The task.
Search the data for "background". Each line containing it is to be copied.

Information.
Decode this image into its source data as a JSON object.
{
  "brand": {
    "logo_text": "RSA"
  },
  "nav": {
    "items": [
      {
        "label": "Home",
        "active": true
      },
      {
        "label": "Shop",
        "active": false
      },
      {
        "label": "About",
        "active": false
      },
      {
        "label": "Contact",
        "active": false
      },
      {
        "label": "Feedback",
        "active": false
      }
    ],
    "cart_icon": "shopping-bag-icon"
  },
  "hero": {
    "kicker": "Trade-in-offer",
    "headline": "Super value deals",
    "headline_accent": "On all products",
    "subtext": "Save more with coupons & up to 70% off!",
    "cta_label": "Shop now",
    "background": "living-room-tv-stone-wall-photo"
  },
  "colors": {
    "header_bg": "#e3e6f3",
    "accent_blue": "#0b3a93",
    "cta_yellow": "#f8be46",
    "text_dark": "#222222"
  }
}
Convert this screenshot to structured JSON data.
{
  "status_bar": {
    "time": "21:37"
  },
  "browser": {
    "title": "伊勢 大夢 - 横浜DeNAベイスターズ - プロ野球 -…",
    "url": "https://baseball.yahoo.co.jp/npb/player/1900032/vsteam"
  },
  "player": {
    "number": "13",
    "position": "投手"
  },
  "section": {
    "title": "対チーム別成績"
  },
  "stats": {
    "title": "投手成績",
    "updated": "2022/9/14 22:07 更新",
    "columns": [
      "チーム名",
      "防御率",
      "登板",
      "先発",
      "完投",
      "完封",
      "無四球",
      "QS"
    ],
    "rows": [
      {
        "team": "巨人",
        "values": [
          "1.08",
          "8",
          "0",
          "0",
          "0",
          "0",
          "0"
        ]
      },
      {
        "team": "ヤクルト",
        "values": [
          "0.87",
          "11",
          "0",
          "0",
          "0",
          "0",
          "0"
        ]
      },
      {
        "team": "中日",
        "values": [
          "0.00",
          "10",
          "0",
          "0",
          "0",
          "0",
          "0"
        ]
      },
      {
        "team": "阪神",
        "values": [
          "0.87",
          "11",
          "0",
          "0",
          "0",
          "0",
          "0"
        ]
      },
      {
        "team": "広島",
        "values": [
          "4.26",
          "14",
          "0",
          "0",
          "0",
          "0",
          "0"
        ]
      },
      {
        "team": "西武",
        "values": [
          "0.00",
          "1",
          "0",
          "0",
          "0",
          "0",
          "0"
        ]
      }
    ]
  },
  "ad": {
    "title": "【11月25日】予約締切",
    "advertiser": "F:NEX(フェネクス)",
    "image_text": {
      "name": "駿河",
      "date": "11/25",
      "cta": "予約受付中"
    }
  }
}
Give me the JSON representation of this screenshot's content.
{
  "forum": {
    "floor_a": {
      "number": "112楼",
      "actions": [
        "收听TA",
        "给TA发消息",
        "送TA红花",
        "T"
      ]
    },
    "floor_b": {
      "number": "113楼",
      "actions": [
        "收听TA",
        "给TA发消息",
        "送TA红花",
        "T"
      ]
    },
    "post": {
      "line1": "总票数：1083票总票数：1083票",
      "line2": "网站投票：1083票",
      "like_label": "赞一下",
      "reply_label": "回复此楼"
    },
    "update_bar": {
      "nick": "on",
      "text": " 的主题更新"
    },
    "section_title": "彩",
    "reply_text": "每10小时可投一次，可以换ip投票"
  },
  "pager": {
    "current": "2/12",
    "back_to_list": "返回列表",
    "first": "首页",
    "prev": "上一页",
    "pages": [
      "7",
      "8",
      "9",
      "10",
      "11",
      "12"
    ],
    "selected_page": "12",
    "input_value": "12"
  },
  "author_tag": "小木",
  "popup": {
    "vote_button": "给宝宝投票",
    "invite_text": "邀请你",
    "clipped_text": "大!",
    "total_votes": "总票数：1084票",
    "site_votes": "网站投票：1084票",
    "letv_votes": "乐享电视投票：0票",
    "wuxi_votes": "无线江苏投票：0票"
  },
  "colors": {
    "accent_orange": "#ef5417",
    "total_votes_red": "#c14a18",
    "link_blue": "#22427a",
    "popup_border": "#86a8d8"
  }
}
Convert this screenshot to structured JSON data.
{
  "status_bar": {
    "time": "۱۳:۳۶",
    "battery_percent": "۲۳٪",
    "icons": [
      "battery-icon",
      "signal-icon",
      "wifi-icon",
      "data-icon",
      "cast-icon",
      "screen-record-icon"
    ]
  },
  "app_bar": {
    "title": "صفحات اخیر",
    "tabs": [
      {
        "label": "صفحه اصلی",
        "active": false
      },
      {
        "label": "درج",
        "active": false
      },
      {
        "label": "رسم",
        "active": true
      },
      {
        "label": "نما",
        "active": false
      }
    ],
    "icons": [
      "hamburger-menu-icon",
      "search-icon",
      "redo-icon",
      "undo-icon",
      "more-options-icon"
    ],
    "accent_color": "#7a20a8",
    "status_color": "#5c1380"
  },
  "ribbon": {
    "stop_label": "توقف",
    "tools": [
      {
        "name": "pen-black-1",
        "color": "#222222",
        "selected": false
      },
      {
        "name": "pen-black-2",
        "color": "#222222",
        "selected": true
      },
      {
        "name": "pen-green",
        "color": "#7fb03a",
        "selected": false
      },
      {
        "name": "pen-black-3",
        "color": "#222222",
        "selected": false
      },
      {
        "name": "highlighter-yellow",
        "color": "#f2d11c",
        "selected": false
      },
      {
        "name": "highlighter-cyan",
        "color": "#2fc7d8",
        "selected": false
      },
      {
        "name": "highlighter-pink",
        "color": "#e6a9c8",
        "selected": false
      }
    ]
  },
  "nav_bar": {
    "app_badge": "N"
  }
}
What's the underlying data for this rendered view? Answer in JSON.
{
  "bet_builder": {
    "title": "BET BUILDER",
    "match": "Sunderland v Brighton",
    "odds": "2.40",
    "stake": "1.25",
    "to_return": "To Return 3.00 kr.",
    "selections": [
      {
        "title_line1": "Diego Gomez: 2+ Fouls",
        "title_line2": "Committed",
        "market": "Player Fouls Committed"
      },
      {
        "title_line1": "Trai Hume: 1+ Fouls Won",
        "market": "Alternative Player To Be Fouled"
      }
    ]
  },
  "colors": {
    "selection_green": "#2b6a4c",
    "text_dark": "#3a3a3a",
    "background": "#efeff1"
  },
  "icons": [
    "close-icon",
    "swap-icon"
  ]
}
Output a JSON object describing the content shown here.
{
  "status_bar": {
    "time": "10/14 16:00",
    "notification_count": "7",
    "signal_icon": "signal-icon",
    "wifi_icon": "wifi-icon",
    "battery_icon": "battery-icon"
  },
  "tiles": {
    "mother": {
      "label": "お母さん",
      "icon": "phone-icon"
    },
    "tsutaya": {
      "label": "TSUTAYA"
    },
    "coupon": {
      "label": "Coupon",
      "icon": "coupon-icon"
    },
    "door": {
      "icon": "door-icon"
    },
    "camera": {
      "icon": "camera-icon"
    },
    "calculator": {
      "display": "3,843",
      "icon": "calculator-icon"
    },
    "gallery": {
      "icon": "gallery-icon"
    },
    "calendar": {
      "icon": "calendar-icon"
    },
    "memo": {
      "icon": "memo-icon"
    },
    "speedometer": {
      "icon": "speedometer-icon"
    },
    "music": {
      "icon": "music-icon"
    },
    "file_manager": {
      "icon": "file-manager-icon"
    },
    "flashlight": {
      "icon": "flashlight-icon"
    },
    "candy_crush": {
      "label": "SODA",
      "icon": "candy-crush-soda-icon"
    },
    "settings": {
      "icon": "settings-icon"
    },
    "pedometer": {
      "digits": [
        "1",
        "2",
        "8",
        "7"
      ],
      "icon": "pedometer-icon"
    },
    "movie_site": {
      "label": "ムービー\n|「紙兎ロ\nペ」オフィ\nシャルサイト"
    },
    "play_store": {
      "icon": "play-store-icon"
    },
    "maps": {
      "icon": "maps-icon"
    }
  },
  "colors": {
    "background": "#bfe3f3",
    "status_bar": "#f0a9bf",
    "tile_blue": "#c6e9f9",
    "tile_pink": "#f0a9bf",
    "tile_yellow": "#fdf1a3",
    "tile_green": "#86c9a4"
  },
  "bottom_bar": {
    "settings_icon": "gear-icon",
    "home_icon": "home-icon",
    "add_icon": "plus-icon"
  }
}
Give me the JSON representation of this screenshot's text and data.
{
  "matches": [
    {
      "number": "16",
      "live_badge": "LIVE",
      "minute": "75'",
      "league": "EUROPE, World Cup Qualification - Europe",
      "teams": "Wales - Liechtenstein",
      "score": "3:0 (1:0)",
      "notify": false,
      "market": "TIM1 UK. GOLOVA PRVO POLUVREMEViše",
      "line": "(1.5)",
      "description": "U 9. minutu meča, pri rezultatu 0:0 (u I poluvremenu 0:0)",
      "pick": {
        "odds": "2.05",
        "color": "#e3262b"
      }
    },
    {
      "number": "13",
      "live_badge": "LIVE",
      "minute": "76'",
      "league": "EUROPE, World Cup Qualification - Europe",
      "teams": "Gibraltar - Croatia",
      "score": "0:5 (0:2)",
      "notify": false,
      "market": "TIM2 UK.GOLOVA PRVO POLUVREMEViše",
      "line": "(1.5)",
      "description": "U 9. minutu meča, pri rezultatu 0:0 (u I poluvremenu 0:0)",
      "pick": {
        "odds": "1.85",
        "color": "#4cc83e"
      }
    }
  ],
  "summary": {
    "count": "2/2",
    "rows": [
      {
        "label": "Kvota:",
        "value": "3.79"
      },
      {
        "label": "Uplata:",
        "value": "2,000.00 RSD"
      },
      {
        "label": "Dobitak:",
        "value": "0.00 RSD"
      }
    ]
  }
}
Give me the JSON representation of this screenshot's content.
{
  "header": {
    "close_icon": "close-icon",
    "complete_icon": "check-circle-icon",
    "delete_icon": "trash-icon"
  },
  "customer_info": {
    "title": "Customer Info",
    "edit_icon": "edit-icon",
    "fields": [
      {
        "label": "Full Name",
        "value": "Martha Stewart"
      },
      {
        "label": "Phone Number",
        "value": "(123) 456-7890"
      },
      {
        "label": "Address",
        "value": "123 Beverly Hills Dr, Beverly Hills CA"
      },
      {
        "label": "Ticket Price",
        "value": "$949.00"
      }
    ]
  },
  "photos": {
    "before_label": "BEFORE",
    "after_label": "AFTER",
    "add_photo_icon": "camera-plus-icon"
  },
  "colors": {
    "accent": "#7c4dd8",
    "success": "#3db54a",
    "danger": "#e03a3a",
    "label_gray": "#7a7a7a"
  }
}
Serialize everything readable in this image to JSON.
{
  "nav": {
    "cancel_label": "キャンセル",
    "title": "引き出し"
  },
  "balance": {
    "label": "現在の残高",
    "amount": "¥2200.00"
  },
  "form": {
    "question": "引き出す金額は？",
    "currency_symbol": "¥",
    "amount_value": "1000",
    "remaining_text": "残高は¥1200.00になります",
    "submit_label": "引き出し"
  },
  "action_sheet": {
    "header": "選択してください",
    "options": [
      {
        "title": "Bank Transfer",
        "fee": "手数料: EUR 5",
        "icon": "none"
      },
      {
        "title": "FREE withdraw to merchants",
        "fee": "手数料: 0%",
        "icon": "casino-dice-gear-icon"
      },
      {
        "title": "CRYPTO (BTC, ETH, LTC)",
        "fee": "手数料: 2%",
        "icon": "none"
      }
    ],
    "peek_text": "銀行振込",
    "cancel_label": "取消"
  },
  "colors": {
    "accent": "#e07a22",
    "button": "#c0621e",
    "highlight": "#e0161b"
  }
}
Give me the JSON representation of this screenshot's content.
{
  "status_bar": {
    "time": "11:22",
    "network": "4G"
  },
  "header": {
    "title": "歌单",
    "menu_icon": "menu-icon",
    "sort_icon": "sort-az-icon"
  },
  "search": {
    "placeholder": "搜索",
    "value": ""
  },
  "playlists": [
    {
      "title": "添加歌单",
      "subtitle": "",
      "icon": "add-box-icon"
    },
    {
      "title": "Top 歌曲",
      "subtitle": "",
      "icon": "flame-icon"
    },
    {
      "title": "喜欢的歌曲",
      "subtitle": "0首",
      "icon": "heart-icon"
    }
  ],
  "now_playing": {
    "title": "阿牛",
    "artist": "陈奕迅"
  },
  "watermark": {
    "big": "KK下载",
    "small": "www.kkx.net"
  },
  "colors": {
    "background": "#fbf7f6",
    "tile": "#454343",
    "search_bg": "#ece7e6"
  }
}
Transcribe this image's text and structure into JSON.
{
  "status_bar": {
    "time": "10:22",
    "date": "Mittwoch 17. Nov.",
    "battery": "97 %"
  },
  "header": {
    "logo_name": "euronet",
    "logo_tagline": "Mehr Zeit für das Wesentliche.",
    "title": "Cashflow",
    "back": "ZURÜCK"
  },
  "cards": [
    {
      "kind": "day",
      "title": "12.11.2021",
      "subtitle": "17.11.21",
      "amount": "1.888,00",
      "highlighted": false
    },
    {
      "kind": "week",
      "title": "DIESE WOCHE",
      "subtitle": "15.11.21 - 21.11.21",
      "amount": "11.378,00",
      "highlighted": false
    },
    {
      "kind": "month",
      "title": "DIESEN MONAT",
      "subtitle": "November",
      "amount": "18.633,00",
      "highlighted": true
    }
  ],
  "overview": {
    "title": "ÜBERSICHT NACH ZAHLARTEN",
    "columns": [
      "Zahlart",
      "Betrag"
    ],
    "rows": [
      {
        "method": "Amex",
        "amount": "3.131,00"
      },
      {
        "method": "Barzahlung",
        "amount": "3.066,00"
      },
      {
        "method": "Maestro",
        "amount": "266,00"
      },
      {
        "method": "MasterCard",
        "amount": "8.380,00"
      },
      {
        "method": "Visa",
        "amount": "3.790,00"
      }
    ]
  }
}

Expected answer.
    "background": "living-room-tv-stone-wall-photo"
    "background": "#efeff1"
    "background": "#bfe3f3",
    "background": "#fbf7f6",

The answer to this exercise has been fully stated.